--- START ---
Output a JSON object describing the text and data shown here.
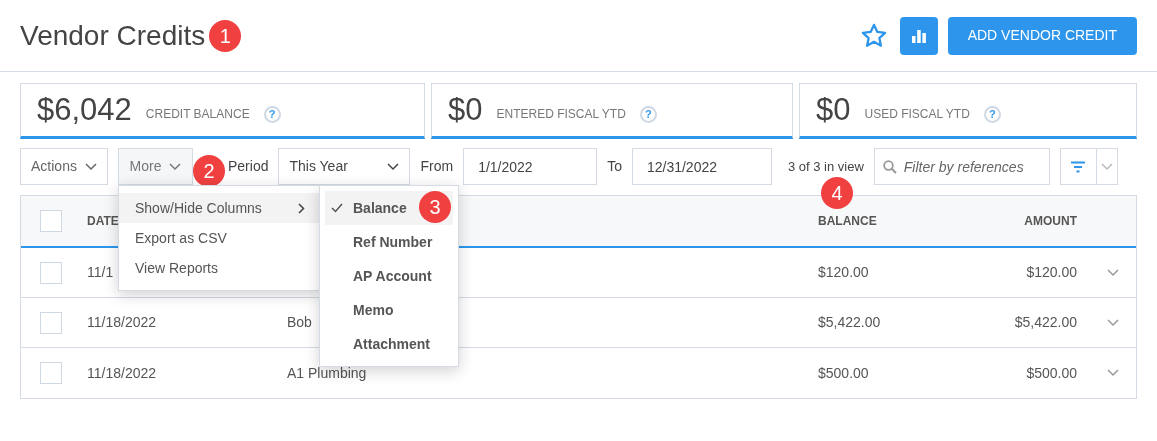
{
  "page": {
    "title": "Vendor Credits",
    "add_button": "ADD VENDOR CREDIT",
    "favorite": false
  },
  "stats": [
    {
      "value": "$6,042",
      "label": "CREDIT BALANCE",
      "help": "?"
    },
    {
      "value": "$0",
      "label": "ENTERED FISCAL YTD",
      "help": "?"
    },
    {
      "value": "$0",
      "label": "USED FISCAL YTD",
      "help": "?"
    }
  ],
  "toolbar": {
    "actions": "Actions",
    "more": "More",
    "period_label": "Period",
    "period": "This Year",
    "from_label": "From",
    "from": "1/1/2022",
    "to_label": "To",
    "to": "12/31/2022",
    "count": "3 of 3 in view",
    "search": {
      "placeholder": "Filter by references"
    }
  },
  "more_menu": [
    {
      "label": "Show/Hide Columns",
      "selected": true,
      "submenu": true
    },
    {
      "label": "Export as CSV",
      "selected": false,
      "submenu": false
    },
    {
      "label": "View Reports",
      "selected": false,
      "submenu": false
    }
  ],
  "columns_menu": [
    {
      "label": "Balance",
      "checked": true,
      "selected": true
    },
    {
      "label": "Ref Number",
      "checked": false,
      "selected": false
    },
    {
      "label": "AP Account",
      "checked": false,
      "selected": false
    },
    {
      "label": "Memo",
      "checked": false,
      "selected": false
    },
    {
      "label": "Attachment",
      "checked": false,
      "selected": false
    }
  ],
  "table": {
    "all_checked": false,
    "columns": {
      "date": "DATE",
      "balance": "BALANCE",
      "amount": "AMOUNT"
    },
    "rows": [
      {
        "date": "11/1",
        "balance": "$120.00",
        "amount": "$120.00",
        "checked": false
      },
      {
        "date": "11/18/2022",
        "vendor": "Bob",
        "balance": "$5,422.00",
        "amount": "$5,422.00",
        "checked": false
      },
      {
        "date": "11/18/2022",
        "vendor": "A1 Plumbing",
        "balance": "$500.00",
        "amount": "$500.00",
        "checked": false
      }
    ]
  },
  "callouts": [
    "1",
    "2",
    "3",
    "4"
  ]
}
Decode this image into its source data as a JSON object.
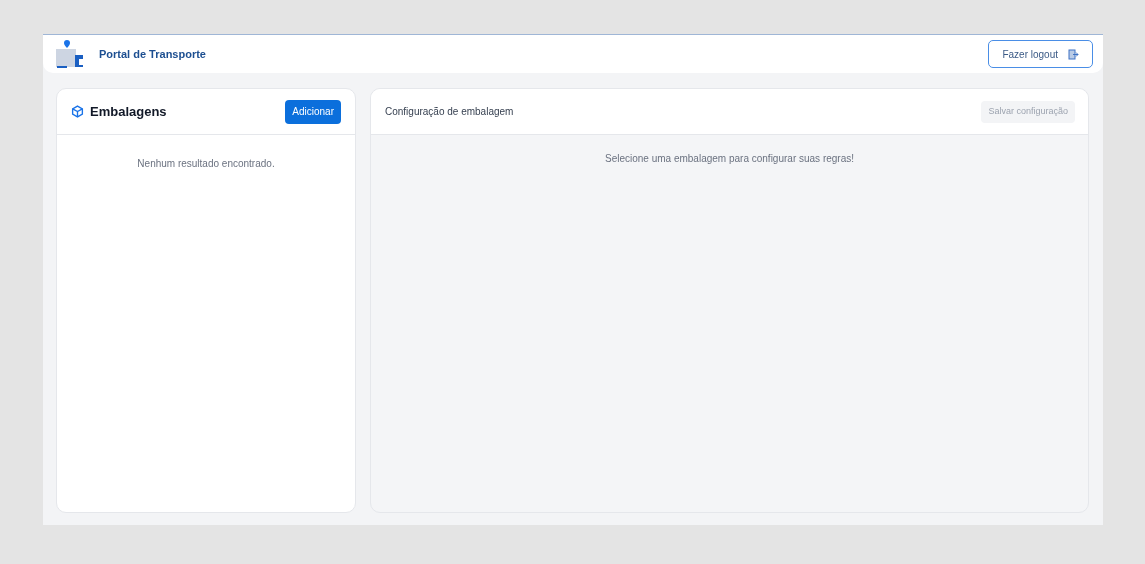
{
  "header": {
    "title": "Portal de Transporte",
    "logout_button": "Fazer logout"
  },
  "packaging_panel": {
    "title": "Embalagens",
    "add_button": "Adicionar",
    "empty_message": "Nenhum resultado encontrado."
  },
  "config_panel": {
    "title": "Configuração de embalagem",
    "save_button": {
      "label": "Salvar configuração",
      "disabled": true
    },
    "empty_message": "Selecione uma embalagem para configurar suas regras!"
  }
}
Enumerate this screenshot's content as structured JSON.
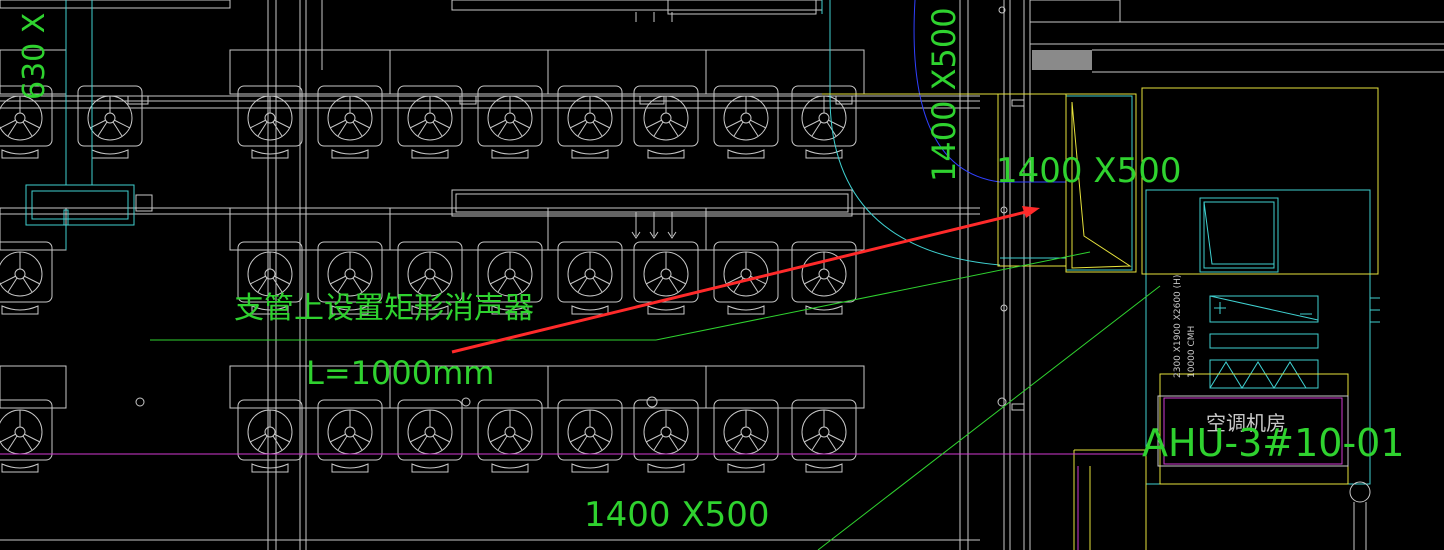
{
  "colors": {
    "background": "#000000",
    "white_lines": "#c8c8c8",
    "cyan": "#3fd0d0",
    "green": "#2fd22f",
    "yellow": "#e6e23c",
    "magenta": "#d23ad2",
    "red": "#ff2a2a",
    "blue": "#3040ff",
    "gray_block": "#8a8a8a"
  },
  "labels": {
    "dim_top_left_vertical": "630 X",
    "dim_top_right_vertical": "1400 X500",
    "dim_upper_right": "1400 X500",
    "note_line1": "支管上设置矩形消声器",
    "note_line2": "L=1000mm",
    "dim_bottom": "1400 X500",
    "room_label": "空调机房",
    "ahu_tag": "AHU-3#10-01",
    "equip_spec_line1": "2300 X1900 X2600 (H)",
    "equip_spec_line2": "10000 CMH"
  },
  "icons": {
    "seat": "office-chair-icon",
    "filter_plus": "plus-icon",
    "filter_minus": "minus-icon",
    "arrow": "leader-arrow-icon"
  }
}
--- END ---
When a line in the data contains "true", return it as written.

      "selected": true,
      "submenu": true
      "checked": true,
      "selected": true
      "disabled": true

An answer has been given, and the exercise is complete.